    Pond de l'Archeveche - hundreds thousands of padlocks locked to a bridge by random couples, as a symbol of their eternal love. After another iconic Pont des Arts bridge was cleared of the padlocks in 2010 (as a safety measure), people started to place their love symbols on this one. Today both of the bridges are full of love locks again.

    Anders Andersson/National Geographic Traveler Photo Contest

    National Geographic Traveler Photo Contest Entries

    Slide 2

    A bird's view of tulip fields near Voorhout in the Netherlands, photographed with a drone in April 2015.

    Aashit Desai/National Geographic Traveler Photo Contest

    National Geographic Traveler Photo Contest Entries

    Slide 3

    Angalamman Festival is celebrated every year in a small town called Kaveripattinam in Tamil Nadu. Devotees, numbering in tens of thousands, converge in this town the day after Maha Shivratri to worship the deity Angalamman, meaning 'The Guardian God'. During the festival some of the worshippers paint their faces that personifies Goddess Kali. Other indulge in the ritual of piercing iron rods throughout their cheeks.

    Allan Gichigi/National Geographic Traveler Photo Contest

    National Geographic Traveler Photo Contest Entries

    Slide 4

    Kit Mikai is a natural rock formation about 40m high found in Western Kenya. She goes up the rocks regularly to meditate. Kit Mikai, Kenya

    Chris Ludlow/National Geographic Traveler Photo Contest

    National Geographic Traveler Photo Contest Entries

    Slide 5

    On a weekend trip to buffalo from Toronto we made a pit stop at Niagara Falls on the Canadian side. I took this shot with my nexus 5 smartphone. I was randomly shooting the falls themselves from different viewpoints when I happened to get a pretty lucky and interesting shot of this lone seagull on patrol over the falls. I didn't even realize I had captured it in the shot until I went back through the photos a few days later

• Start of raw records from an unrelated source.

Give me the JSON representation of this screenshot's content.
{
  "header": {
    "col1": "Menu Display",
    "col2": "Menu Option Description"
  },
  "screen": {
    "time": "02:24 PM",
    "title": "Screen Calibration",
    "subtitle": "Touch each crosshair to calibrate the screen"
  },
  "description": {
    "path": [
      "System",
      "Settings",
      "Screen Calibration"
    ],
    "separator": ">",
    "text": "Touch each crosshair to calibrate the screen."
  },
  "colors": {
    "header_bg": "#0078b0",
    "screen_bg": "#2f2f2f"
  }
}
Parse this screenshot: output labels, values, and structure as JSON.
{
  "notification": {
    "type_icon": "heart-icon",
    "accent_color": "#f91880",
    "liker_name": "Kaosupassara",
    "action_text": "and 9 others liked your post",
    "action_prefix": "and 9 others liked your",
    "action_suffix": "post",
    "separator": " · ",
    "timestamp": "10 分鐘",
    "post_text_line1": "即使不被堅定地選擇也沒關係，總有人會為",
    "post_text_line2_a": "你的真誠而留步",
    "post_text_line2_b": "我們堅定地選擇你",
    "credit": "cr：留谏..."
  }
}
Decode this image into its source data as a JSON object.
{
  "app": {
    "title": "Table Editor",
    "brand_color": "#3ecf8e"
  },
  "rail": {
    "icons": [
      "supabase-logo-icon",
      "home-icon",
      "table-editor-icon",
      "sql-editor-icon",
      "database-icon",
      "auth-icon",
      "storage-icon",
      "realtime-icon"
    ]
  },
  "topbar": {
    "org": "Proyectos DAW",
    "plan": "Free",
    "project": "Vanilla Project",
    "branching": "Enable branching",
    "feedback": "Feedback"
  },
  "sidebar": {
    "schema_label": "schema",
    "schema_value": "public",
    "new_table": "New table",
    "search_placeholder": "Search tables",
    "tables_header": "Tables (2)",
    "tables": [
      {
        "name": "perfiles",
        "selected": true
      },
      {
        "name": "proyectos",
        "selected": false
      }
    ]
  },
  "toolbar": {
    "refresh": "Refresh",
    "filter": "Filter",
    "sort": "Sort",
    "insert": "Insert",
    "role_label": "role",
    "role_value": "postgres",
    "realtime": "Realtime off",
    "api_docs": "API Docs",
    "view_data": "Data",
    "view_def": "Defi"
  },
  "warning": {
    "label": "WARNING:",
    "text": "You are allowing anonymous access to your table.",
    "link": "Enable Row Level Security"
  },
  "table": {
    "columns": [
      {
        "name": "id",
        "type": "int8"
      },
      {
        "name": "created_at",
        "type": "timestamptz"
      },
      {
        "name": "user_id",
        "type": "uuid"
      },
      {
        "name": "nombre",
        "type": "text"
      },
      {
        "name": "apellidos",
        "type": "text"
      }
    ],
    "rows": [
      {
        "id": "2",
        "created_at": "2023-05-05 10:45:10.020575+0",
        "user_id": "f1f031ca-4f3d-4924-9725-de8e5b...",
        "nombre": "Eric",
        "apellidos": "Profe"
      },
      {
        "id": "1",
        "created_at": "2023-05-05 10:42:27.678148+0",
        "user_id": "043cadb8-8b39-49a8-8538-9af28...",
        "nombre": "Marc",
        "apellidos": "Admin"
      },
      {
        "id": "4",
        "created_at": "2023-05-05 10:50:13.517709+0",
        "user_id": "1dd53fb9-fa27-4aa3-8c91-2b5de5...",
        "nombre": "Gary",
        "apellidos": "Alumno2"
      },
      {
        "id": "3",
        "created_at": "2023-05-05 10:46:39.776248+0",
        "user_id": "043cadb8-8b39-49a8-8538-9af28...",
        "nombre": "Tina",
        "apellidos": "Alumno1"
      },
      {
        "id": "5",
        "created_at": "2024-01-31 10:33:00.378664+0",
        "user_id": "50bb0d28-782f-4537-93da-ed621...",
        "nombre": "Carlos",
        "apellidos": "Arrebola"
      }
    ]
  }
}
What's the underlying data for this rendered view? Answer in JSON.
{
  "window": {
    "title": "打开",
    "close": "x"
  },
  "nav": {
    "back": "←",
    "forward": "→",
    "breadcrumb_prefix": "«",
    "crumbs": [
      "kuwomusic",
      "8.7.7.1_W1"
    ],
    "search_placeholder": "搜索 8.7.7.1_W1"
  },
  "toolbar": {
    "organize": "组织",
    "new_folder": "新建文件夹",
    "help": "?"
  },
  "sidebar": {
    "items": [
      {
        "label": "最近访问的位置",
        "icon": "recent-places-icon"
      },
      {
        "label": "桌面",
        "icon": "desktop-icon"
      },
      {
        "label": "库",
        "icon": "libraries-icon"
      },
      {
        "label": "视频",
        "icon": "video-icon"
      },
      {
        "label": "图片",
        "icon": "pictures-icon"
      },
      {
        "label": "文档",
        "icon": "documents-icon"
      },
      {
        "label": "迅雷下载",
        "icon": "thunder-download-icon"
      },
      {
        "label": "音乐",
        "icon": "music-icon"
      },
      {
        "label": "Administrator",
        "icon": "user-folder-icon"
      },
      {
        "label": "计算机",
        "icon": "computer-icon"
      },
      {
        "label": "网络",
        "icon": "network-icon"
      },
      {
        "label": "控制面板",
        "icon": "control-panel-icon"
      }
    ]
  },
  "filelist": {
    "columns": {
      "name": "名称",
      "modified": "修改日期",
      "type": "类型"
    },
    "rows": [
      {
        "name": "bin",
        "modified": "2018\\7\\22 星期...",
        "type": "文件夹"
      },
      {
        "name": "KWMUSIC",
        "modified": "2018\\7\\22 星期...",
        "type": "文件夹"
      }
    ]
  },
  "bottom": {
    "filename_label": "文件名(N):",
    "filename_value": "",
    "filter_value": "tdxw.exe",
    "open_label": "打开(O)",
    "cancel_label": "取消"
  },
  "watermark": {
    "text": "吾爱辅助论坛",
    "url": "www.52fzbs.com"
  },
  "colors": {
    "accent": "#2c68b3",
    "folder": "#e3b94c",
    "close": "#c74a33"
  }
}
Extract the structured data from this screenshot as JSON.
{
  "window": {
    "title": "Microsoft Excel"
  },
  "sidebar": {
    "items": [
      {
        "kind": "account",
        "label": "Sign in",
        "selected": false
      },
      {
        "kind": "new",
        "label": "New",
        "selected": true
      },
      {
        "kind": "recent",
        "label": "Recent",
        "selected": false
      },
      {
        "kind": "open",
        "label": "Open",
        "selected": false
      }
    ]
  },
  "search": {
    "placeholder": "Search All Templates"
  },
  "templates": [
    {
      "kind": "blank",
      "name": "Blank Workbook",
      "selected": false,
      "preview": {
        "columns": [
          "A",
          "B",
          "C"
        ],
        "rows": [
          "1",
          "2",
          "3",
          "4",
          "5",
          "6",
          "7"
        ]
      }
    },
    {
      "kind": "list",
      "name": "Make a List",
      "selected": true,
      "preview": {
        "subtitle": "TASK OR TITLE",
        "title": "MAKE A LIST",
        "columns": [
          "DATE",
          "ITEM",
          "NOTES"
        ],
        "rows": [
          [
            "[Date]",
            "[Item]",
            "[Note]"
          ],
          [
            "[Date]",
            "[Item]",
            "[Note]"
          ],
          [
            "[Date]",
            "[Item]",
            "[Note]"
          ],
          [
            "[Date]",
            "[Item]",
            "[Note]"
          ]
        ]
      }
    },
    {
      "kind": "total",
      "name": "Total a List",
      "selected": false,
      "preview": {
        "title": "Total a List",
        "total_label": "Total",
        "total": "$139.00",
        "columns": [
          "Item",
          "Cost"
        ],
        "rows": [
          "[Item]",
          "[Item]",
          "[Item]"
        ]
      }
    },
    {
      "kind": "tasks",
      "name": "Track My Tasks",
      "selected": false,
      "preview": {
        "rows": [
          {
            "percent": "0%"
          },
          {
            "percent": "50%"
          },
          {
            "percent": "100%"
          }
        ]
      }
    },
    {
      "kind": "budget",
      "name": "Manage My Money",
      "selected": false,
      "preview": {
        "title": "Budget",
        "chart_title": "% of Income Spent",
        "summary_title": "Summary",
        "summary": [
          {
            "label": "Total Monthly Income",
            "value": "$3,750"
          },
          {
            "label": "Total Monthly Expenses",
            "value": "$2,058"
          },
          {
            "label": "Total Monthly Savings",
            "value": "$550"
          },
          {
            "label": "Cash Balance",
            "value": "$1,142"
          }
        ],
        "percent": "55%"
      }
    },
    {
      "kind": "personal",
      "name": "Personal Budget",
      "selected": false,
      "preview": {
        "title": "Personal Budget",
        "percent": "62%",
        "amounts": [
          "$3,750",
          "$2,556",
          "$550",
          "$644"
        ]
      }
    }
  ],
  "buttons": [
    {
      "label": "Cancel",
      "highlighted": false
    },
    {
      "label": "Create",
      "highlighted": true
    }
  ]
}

    Jassen T./National Geographic Traveler Photo Contest

    National Geographic Traveler Photo Contest Entries

    Slide 6

    Incredibly beautiful and extremely remote. Koehn Lake, Mojave Desert, California. Aerial Image.

    Howard Singleton/National Geographic Traveler Photo Contest

    National Geographic Traveler Photo Contest Entries

    Slide 7

    Lucky timing! The oxpecker was originally sitting on hippo's head. I could see the hippo was going into a huge yawn (threat display?) and the oxpecker had to vacate it's perch. When I snapped the pic, the oxpecker appeared on the verge of being inhaled and was perfectly positioned between the massive gaping jaws of the hippo. The oxpecker also appears to be screeching in terror and back-pedaling to avoid being a snack!

    Abrar Mohsin/National Geographic Traveler Photo Contest

    National Geographic Traveler Photo Contest Entries

    Slide 8

    The Yetis of Nepal - The Aghoris as they are called are marked by colorful body paint and clothes

    Madeline Crowley/National Geographic Traveler Photo Contest

    National Geographic Traveler Photo Contest Entries

    Slide 9

    Taken from a zodiac raft on a painfully cold, rainy day

    Ian Bird/National Geographic Traveler Photo Contest

    National Geographic Traveler Photo Contest Entries

    Slide 10

    This wave is situated right near the CBD of Sydney. Some describe it as the most dangerous wave in Australia, due to it breaking on barnacle covered rocks only a few feet deep and only ten metres from the cliff face. If you fall off you could find yourself in a life and death situation. This photo was taken 300 feet directly above the wave from a helicopter, just as the surfer is pulling into the lip of the barrel.

  • Recent Slide Shows

Comments

0 Comments

Comment Preview

Your name will appear as username ( settings | log out )

You may use these HTML tags and attributes: <a href=""> <b> <em> <strong> <i> <blockquote>